Each line of the records that holds the word "timestamp" should be copied out.
==== RAW DATA
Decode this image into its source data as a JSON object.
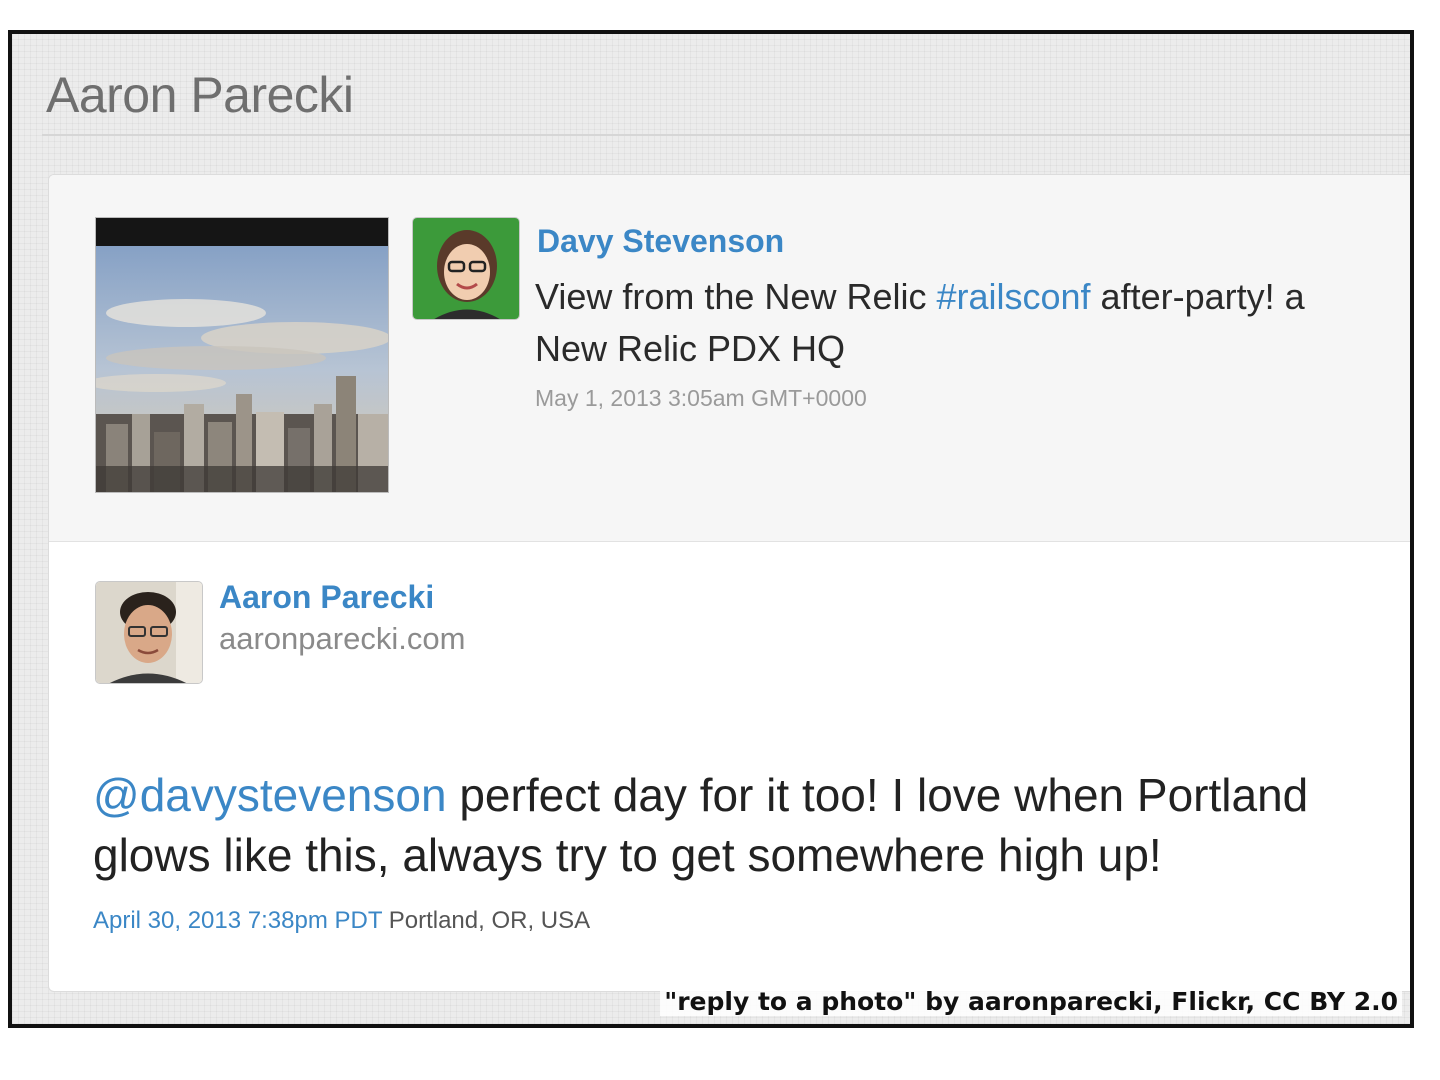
{
  "site": {
    "title": "Aaron Parecki"
  },
  "original_post": {
    "author": "Davy Stevenson",
    "text_before": "View from the New Relic ",
    "hashtag": "#railsconf",
    "text_after": " after-party! a",
    "text_line2": "New Relic PDX HQ",
    "timestamp": "May 1, 2013 3:05am GMT+0000",
    "photo_icon": "city-skyline-photo",
    "avatar_icon": "person-avatar"
  },
  "reply": {
    "author": "Aaron Parecki",
    "url": "aaronparecki.com",
    "mention": "@davystevenson",
    "text_line1": " perfect day for it too! I love when Portland",
    "text_line2": "glows like this, always try to get somewhere high up!",
    "timestamp": "April 30, 2013 7:38pm PDT",
    "location": "Portland, OR, USA",
    "avatar_icon": "person-avatar"
  },
  "credit": "\"reply to a photo\" by aaronparecki, Flickr, CC BY 2.0",
  "colors": {
    "link": "#3b87c6",
    "title": "#6f6f6f",
    "text": "#222222",
    "meta": "#9a9a9a"
  }
}
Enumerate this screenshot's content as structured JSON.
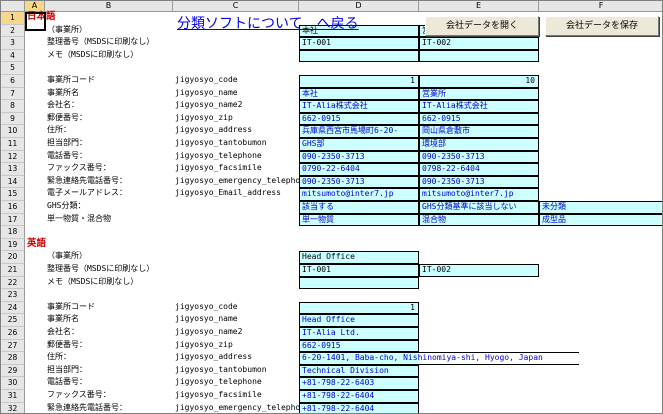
{
  "header": {
    "link_label": "分類ソフトについて　へ戻る",
    "open_button_label": "会社データを開く",
    "save_button_label": "会社データを保存"
  },
  "columns": [
    "A",
    "B",
    "C",
    "D",
    "E",
    "F"
  ],
  "rows": [
    {
      "num": "1",
      "a": "日本語",
      "b": "",
      "c": "",
      "d": "",
      "e": "",
      "f": "",
      "kind": "section"
    },
    {
      "num": "2",
      "b": "（事業所）",
      "c": "",
      "d": "本社",
      "e": "営業所",
      "f": "",
      "kind": "top"
    },
    {
      "num": "3",
      "b": "整理番号（MSDSに印刷なし）",
      "c": "",
      "d": "IT-001",
      "e": "IT-002",
      "f": "",
      "kind": "top"
    },
    {
      "num": "4",
      "b": "メモ（MSDSに印刷なし）",
      "c": "",
      "d": "",
      "e": "",
      "f": "",
      "kind": "top"
    },
    {
      "num": "5",
      "b": "",
      "c": "",
      "d": "",
      "e": "",
      "f": "",
      "kind": "blank"
    },
    {
      "num": "6",
      "b": "事業所コード",
      "c": "jigyosyo_code",
      "d": "1",
      "e": "10",
      "f": "",
      "kind": "code"
    },
    {
      "num": "7",
      "b": "事業所名",
      "c": "jigyosyo_name",
      "d": "本社",
      "e": "営業所",
      "f": "",
      "kind": "data"
    },
    {
      "num": "8",
      "b": "会社名：",
      "c": "jigyosyo_name2",
      "d": "IT-Alia株式会社",
      "e": "IT-Alia株式会社",
      "f": "",
      "kind": "data"
    },
    {
      "num": "9",
      "b": "郵便番号：",
      "c": "jigyosyo_zip",
      "d": "662-0915",
      "e": "662-0915",
      "f": "",
      "kind": "data"
    },
    {
      "num": "10",
      "b": "住所：",
      "c": "jigyosyo_address",
      "d": "兵庫県西宮市馬場町6-20-",
      "e": "岡山県倉敷市",
      "f": "",
      "kind": "data"
    },
    {
      "num": "11",
      "b": "担当部門：",
      "c": "jigyosyo_tantobumon",
      "d": "GHS部",
      "e": "環境部",
      "f": "",
      "kind": "data"
    },
    {
      "num": "12",
      "b": "電話番号：",
      "c": "jigyosyo_telephone",
      "d": "090-2350-3713",
      "e": "090-2350-3713",
      "f": "",
      "kind": "data"
    },
    {
      "num": "13",
      "b": "ファックス番号：",
      "c": "jigyosyo_facsimile",
      "d": "0790-22-6404",
      "e": "0798-22-6404",
      "f": "",
      "kind": "data"
    },
    {
      "num": "14",
      "b": "緊急連絡先電話番号：",
      "c": "jigyosyo_emergency_telephone",
      "d": "090-2350-3713",
      "e": "090-2350-3713",
      "f": "",
      "kind": "data"
    },
    {
      "num": "15",
      "b": "電子メールアドレス：",
      "c": "jigyosyo_Email_address",
      "d": "mitsumoto@inter7.jp",
      "e": "mitsumoto@inter7.jp",
      "f": "",
      "kind": "data"
    },
    {
      "num": "16",
      "b": "GHS分類：",
      "c": "",
      "d": "該当する",
      "e": "GHS分類基準に該当しない",
      "f": "未分類",
      "kind": "data3"
    },
    {
      "num": "17",
      "b": "単一物質・混合物",
      "c": "",
      "d": "単一物質",
      "e": "混合物",
      "f": "成型品",
      "kind": "data3"
    },
    {
      "num": "18",
      "b": "",
      "c": "",
      "d": "",
      "e": "",
      "f": "",
      "kind": "blank"
    },
    {
      "num": "19",
      "a": "英語",
      "b": "",
      "c": "",
      "d": "",
      "e": "",
      "f": "",
      "kind": "section"
    },
    {
      "num": "20",
      "b": "（事業所）",
      "c": "",
      "d": "Head Office",
      "e": "",
      "f": "",
      "kind": "top"
    },
    {
      "num": "21",
      "b": "整理番号（MSDSに印刷なし）",
      "c": "",
      "d": "IT-001",
      "e": "IT-002",
      "f": "",
      "kind": "top"
    },
    {
      "num": "22",
      "b": "メモ（MSDSに印刷なし）",
      "c": "",
      "d": "",
      "e": "",
      "f": "",
      "kind": "top"
    },
    {
      "num": "23",
      "b": "",
      "c": "",
      "d": "",
      "e": "",
      "f": "",
      "kind": "blank"
    },
    {
      "num": "24",
      "b": "事業所コード",
      "c": "jigyosyo_code",
      "d": "1",
      "e": "",
      "f": "",
      "kind": "code"
    },
    {
      "num": "25",
      "b": "事業所名",
      "c": "jigyosyo_name",
      "d": "Head Office",
      "e": "",
      "f": "",
      "kind": "data"
    },
    {
      "num": "26",
      "b": "会社名：",
      "c": "jigyosyo_name2",
      "d": "IT-Alia Ltd.",
      "e": "",
      "f": "",
      "kind": "data"
    },
    {
      "num": "27",
      "b": "郵便番号：",
      "c": "jigyosyo_zip",
      "d": "662-0915",
      "e": "",
      "f": "",
      "kind": "data"
    },
    {
      "num": "28",
      "b": "住所：",
      "c": "jigyosyo_address",
      "d": "6-20-1401, Baba-cho, Nishinomiya-shi, Hyogo, Japan",
      "e": "",
      "f": "",
      "kind": "overflow"
    },
    {
      "num": "29",
      "b": "担当部門：",
      "c": "jigyosyo_tantobumon",
      "d": "Technical Division",
      "e": "",
      "f": "",
      "kind": "data"
    },
    {
      "num": "30",
      "b": "電話番号：",
      "c": "jigyosyo_telephone",
      "d": "+81-798-22-6403",
      "e": "",
      "f": "",
      "kind": "data"
    },
    {
      "num": "31",
      "b": "ファックス番号：",
      "c": "jigyosyo_facsimile",
      "d": "+81-798-22-6404",
      "e": "",
      "f": "",
      "kind": "data"
    },
    {
      "num": "32",
      "b": "緊急連絡先電話番号：",
      "c": "jigyosyo_emergency_telephone",
      "d": "+81-798-22-6404",
      "e": "",
      "f": "",
      "kind": "data"
    }
  ]
}
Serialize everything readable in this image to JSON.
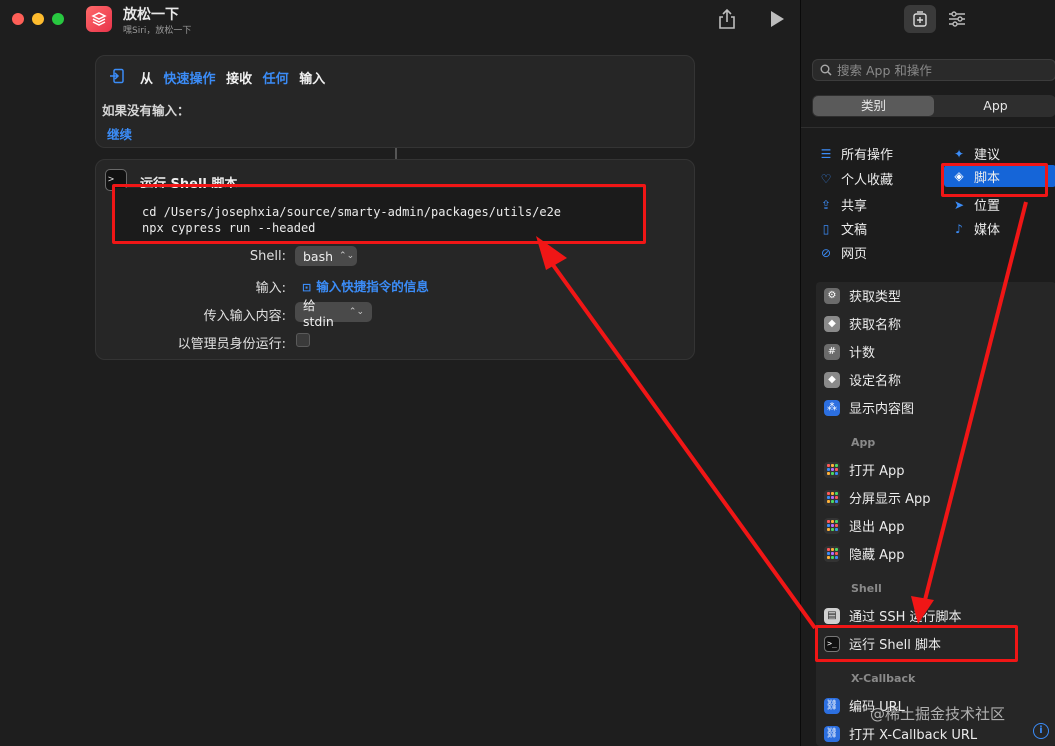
{
  "window": {
    "title": "放松一下",
    "subtitle": "嘿Siri，放松一下"
  },
  "input_card": {
    "prefix": "从",
    "source": "快速操作",
    "verb": "接收",
    "type": "任何",
    "suffix": "输入",
    "no_input_label": "如果没有输入：",
    "no_input_action": "继续"
  },
  "shell_card": {
    "title": "运行 Shell 脚本",
    "script_lines": [
      "cd /Users/josephxia/source/smarty-admin/packages/utils/e2e",
      "npx cypress run --headed"
    ],
    "shell_label": "Shell:",
    "shell_value": "bash",
    "input_label": "输入:",
    "input_value": "输入快捷指令的信息",
    "pass_label": "传入输入内容:",
    "pass_value": "给 stdin",
    "admin_label": "以管理员身份运行:",
    "admin_checked": false
  },
  "library": {
    "search_placeholder": "搜索 App 和操作",
    "segments": [
      "类别",
      "App"
    ],
    "active_segment": 0,
    "categories_left": [
      {
        "label": "所有操作",
        "icon": "list-icon"
      },
      {
        "label": "个人收藏",
        "icon": "heart-icon"
      },
      {
        "label": "共享",
        "icon": "share-icon"
      },
      {
        "label": "文稿",
        "icon": "document-icon"
      },
      {
        "label": "网页",
        "icon": "compass-icon"
      }
    ],
    "categories_right": [
      {
        "label": "建议",
        "icon": "sparkle-icon"
      },
      {
        "label": "脚本",
        "icon": "script-icon",
        "selected": true
      },
      {
        "label": "位置",
        "icon": "location-icon"
      },
      {
        "label": "媒体",
        "icon": "music-icon"
      }
    ],
    "actions_top": [
      "获取类型",
      "获取名称",
      "计数",
      "设定名称",
      "显示内容图"
    ],
    "section_app": "App",
    "actions_app": [
      "打开 App",
      "分屏显示 App",
      "退出 App",
      "隐藏 App"
    ],
    "section_shell": "Shell",
    "actions_shell": [
      "通过 SSH 运行脚本",
      "运行 Shell 脚本"
    ],
    "section_xcallback": "X-Callback",
    "actions_xcallback": [
      "编码 URL",
      "打开 X-Callback URL"
    ]
  },
  "watermark": "@稀土掘金技术社区",
  "colors": {
    "accent": "#3b8cf7",
    "annotation": "#f01616",
    "selected_category": "#1565d8"
  }
}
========
**RESULT FOR THIS TASK**
    "timestamp": "May 1, 2013 3:05am GMT+0000",
    "timestamp": "April 30, 2013 7:38pm PDT",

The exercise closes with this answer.